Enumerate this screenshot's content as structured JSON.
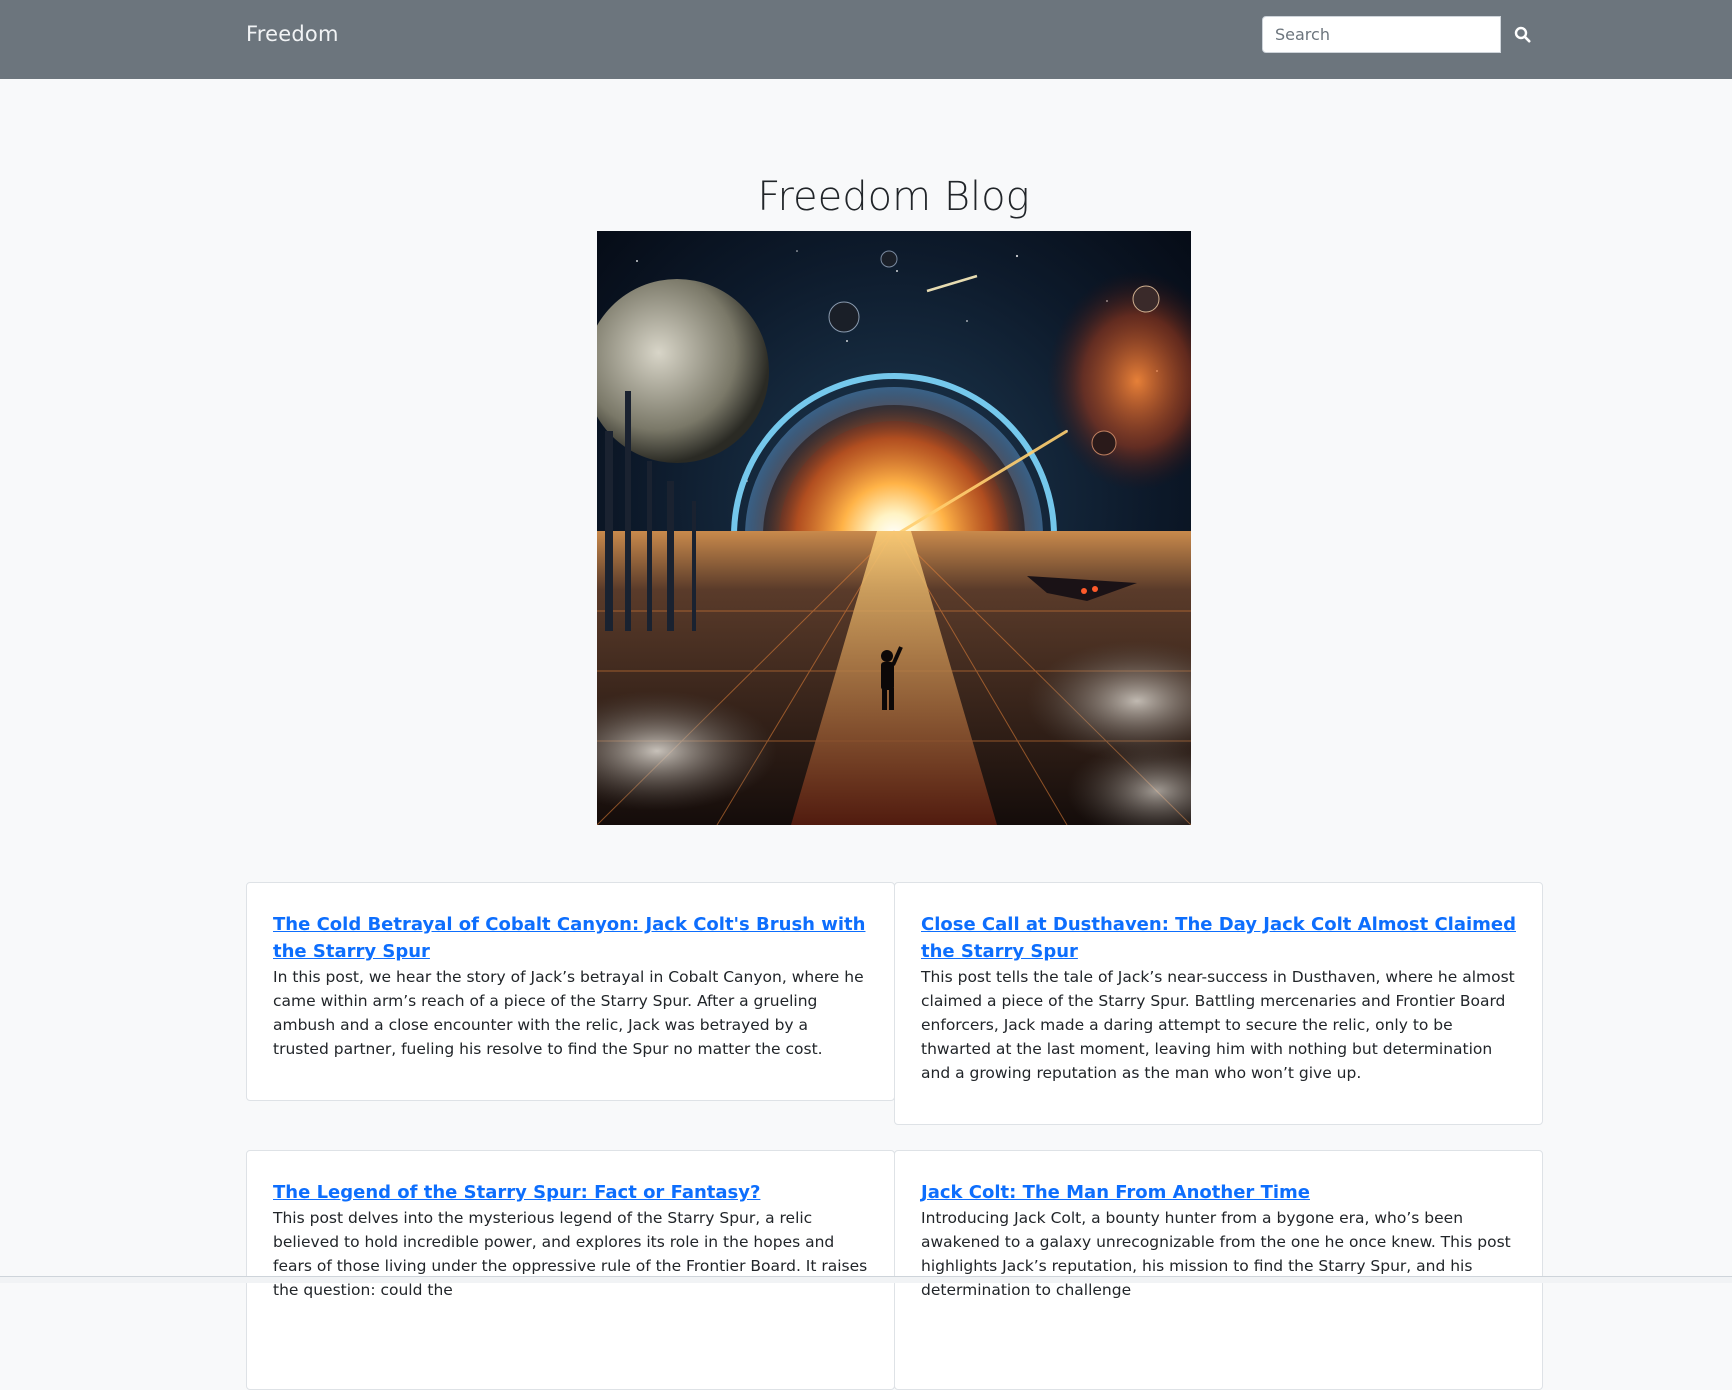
{
  "navbar": {
    "brand": "Freedom",
    "search": {
      "placeholder": "Search",
      "value": ""
    },
    "search_button_icon": "search-icon"
  },
  "main": {
    "title": "Freedom Blog",
    "hero_image": "space scene: figure walking toward a glowing portal ring with planets"
  },
  "posts": [
    {
      "title": "The Cold Betrayal of Cobalt Canyon: Jack Colt's Brush with the Starry Spur",
      "summary": "In this post, we hear the story of Jack’s betrayal in Cobalt Canyon, where he came within arm’s reach of a piece of the Starry Spur. After a grueling ambush and a close encounter with the relic, Jack was betrayed by a trusted partner, fueling his resolve to find the Spur no matter the cost."
    },
    {
      "title": "Close Call at Dusthaven: The Day Jack Colt Almost Claimed the Starry Spur",
      "summary": "This post tells the tale of Jack’s near-success in Dusthaven, where he almost claimed a piece of the Starry Spur. Battling mercenaries and Frontier Board enforcers, Jack made a daring attempt to secure the relic, only to be thwarted at the last moment, leaving him with nothing but determination and a growing reputation as the man who won’t give up."
    },
    {
      "title": "The Legend of the Starry Spur: Fact or Fantasy?",
      "summary": "This post delves into the mysterious legend of the Starry Spur, a relic believed to hold incredible power, and explores its role in the hopes and fears of those living under the oppressive rule of the Frontier Board. It raises the question: could the"
    },
    {
      "title": "Jack Colt: The Man From Another Time",
      "summary": "Introducing Jack Colt, a bounty hunter from a bygone era, who’s been awakened to a galaxy unrecognizable from the one he once knew. This post highlights Jack’s reputation, his mission to find the Starry Spur, and his determination to challenge"
    }
  ],
  "colors": {
    "navbar_bg": "#6c757d",
    "page_bg": "#f8f9fa",
    "link": "#0d6efd"
  }
}
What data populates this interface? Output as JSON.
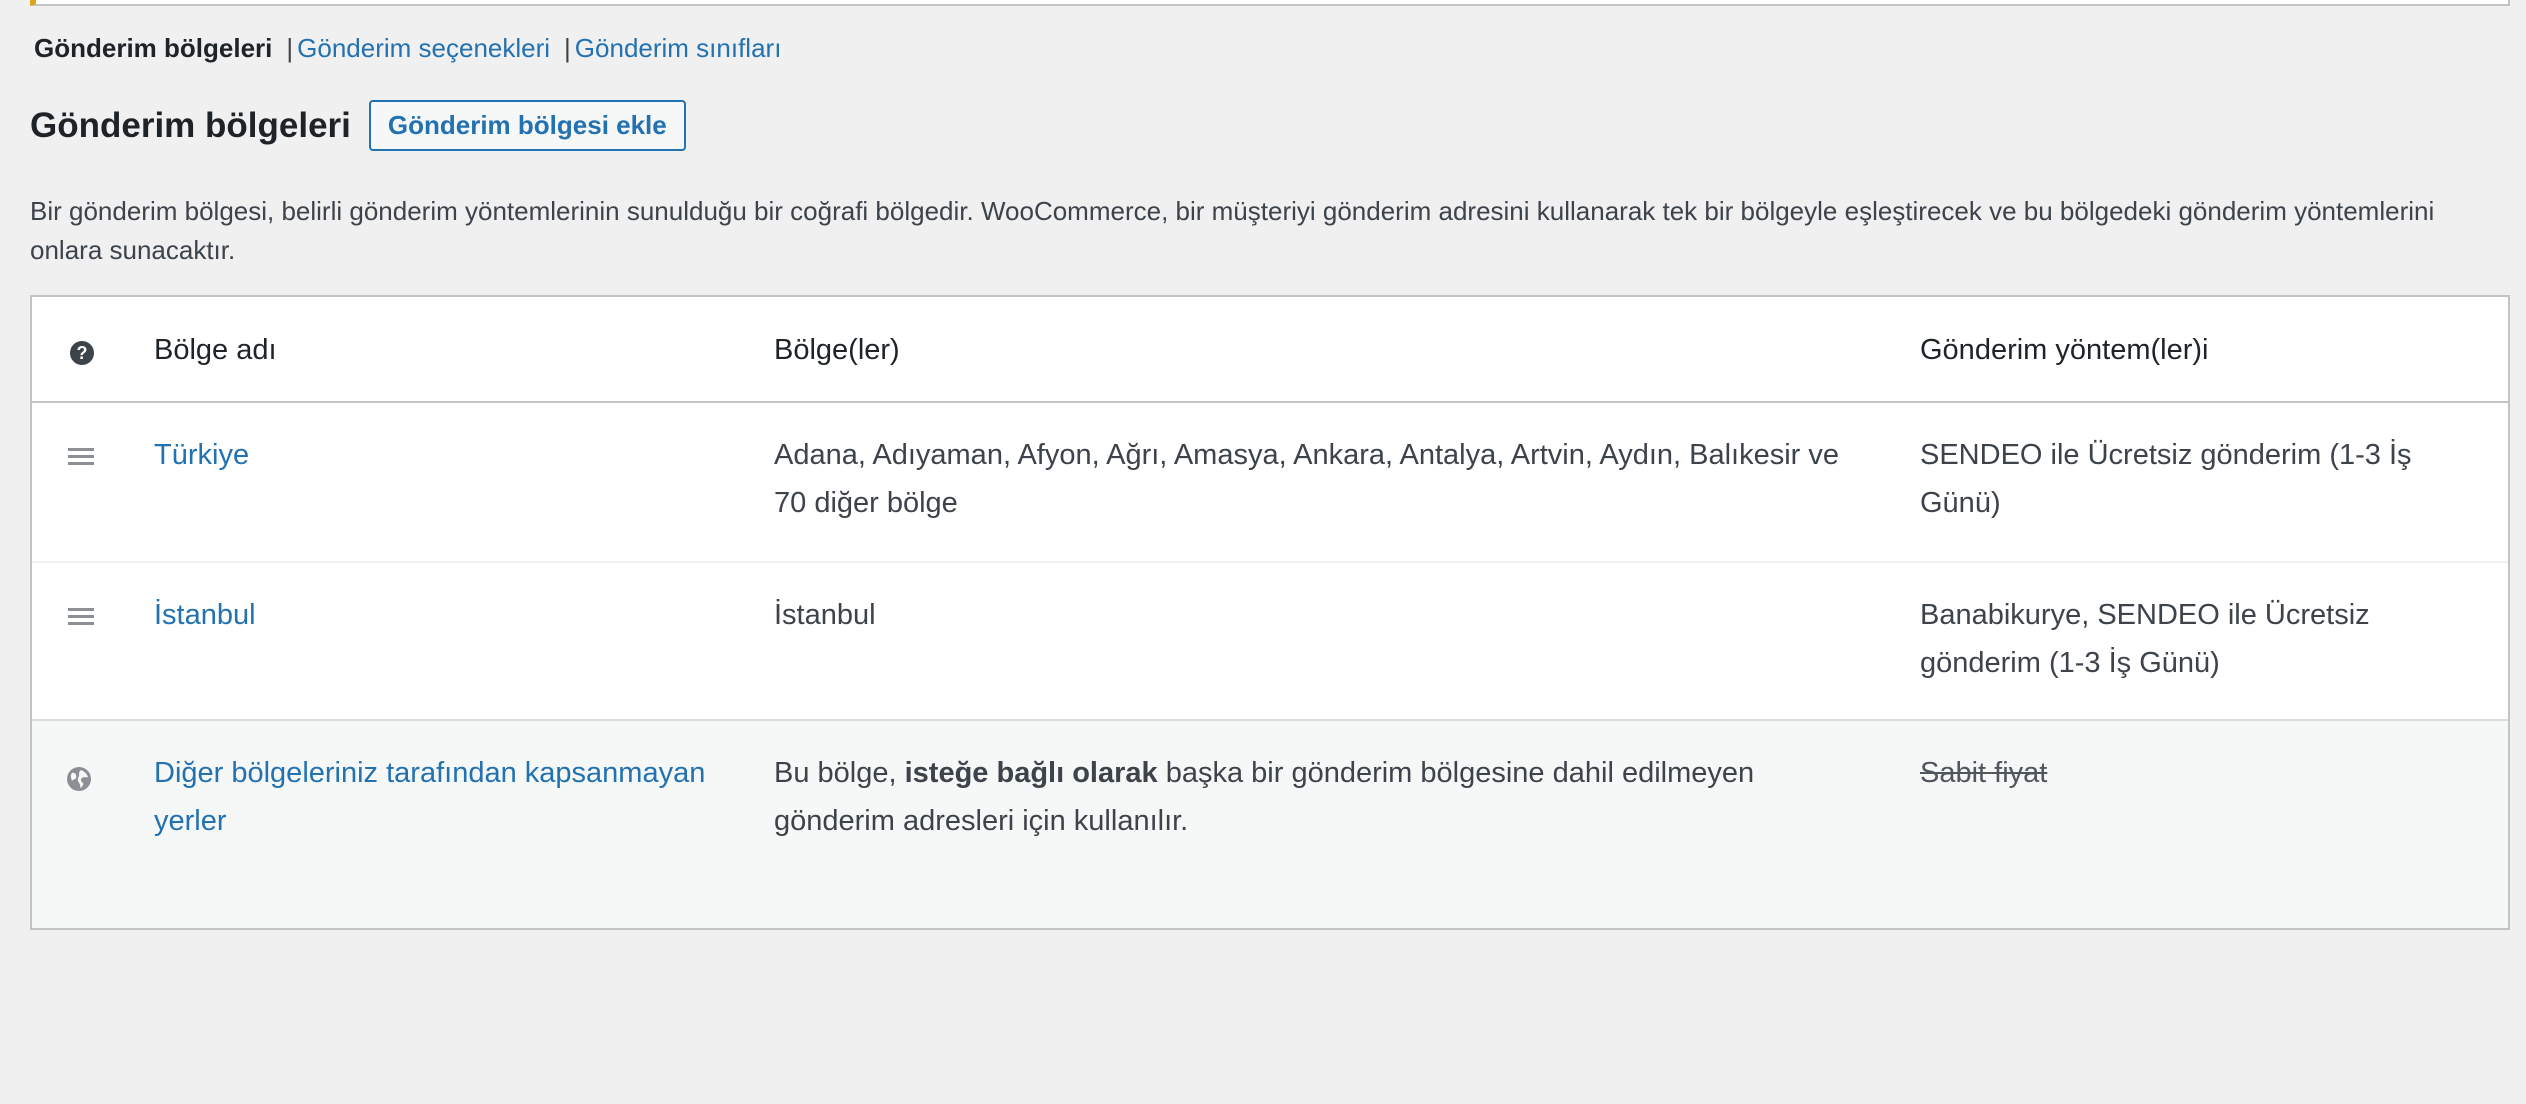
{
  "tabs": {
    "current": "Gönderim bölgeleri",
    "separator": "|",
    "options": "Gönderim seçenekleri",
    "classes": "Gönderim sınıfları"
  },
  "heading": {
    "title": "Gönderim bölgeleri",
    "add_button": "Gönderim bölgesi ekle"
  },
  "description": "Bir gönderim bölgesi, belirli gönderim yöntemlerinin sunulduğu bir coğrafi bölgedir. WooCommerce, bir müşteriyi gönderim adresini kullanarak tek bir bölgeyle eşleştirecek ve bu bölgedeki gönderim yöntemlerini onlara sunacaktır.",
  "table": {
    "headers": {
      "help_glyph": "?",
      "name": "Bölge adı",
      "regions": "Bölge(ler)",
      "methods": "Gönderim yöntem(ler)i"
    },
    "rows": [
      {
        "name": "Türkiye",
        "regions": "Adana, Adıyaman, Afyon, Ağrı, Amasya, Ankara, Antalya, Artvin, Aydın, Balıkesir ve 70 diğer bölge",
        "methods": "SENDEO ile Ücretsiz gönderim (1-3 İş Günü)"
      },
      {
        "name": "İstanbul",
        "regions": "İstanbul",
        "methods": "Banabikurye, SENDEO ile Ücretsiz gönderim (1-3 İş Günü)"
      }
    ],
    "rest_of_world": {
      "name": "Diğer bölgeleriniz tarafından kapsanmayan yerler",
      "regions_prefix": "Bu bölge, ",
      "regions_bold": "isteğe bağlı olarak",
      "regions_suffix": " başka bir gönderim bölgesine dahil edilmeyen gönderim adresleri için kullanılır.",
      "method": "Sabit fiyat"
    }
  },
  "colors": {
    "link": "#2271b1",
    "text": "#3c434a",
    "background": "#f0f0f1",
    "notice_accent": "#dba617"
  }
}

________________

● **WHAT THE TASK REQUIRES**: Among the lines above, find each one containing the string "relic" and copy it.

● **OUTPUT OF THE TASK**:
      "summary": "In this post, we hear the story of Jack’s betrayal in Cobalt Canyon, where he came within arm’s reach of a piece of the Starry Spur. After a grueling ambush and a close encounter with the relic, Jack was betrayed by a trusted partner, fueling his resolve to find the Spur no matter the cost."
      "summary": "This post tells the tale of Jack’s near-success in Dusthaven, where he almost claimed a piece of the Starry Spur. Battling mercenaries and Frontier Board enforcers, Jack made a daring attempt to secure the relic, only to be thwarted at the last moment, leaving him with nothing but determination and a growing reputation as the man who won’t give up."
      "summary": "This post delves into the mysterious legend of the Starry Spur, a relic believed to hold incredible power, and explores its role in the hopes and fears of those living under the oppressive rule of the Frontier Board. It raises the question: could the"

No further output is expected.